▸ Data shown
------------------------------------------------------------------------

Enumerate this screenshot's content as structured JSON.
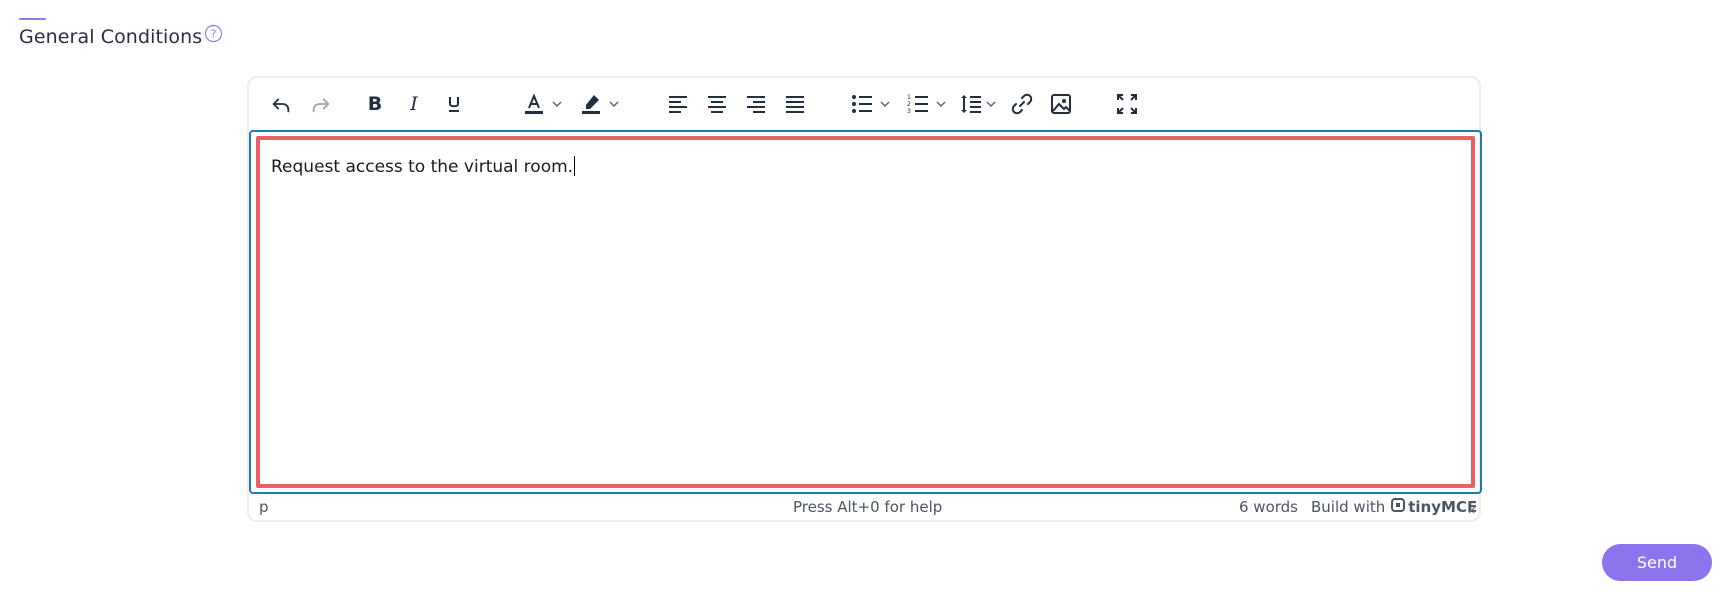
{
  "section": {
    "title": "General Conditions",
    "help_icon": "question-circle-icon",
    "accent_color": "#8d7cf3"
  },
  "editor": {
    "toolbar": [
      {
        "icon": "undo-icon"
      },
      {
        "icon": "redo-icon"
      },
      {
        "icon": "bold-icon"
      },
      {
        "icon": "italic-icon"
      },
      {
        "icon": "underline-icon"
      },
      {
        "icon": "text-color-icon"
      },
      {
        "icon": "highlight-color-icon"
      },
      {
        "icon": "align-left-icon"
      },
      {
        "icon": "align-center-icon"
      },
      {
        "icon": "align-right-icon"
      },
      {
        "icon": "align-justify-icon"
      },
      {
        "icon": "bullet-list-icon"
      },
      {
        "icon": "numbered-list-icon"
      },
      {
        "icon": "line-height-icon"
      },
      {
        "icon": "link-icon"
      },
      {
        "icon": "image-icon"
      },
      {
        "icon": "fullscreen-icon"
      }
    ],
    "content": "Request access to the virtual room.",
    "focus_color": "#207ab7",
    "highlight_color": "#ec5f67",
    "statusbar": {
      "path": "p",
      "help": "Press Alt+0 for help",
      "word_count": "6 words",
      "brand_prefix": "Build with",
      "brand_name": "tinyMCE"
    }
  },
  "actions": {
    "send_label": "Send",
    "send_color": "#8d73ee"
  }
}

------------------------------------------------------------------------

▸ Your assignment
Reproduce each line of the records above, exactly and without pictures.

▸ Solution to this exercise
Enumerate this screenshot's content as structured JSON.
{
  "section": {
    "title": "General Conditions",
    "help_icon": "question-circle-icon",
    "accent_color": "#8d7cf3"
  },
  "editor": {
    "toolbar": [
      {
        "icon": "undo-icon"
      },
      {
        "icon": "redo-icon"
      },
      {
        "icon": "bold-icon"
      },
      {
        "icon": "italic-icon"
      },
      {
        "icon": "underline-icon"
      },
      {
        "icon": "text-color-icon"
      },
      {
        "icon": "highlight-color-icon"
      },
      {
        "icon": "align-left-icon"
      },
      {
        "icon": "align-center-icon"
      },
      {
        "icon": "align-right-icon"
      },
      {
        "icon": "align-justify-icon"
      },
      {
        "icon": "bullet-list-icon"
      },
      {
        "icon": "numbered-list-icon"
      },
      {
        "icon": "line-height-icon"
      },
      {
        "icon": "link-icon"
      },
      {
        "icon": "image-icon"
      },
      {
        "icon": "fullscreen-icon"
      }
    ],
    "content": "Request access to the virtual room.",
    "focus_color": "#207ab7",
    "highlight_color": "#ec5f67",
    "statusbar": {
      "path": "p",
      "help": "Press Alt+0 for help",
      "word_count": "6 words",
      "brand_prefix": "Build with",
      "brand_name": "tinyMCE"
    }
  },
  "actions": {
    "send_label": "Send",
    "send_color": "#8d73ee"
  }
}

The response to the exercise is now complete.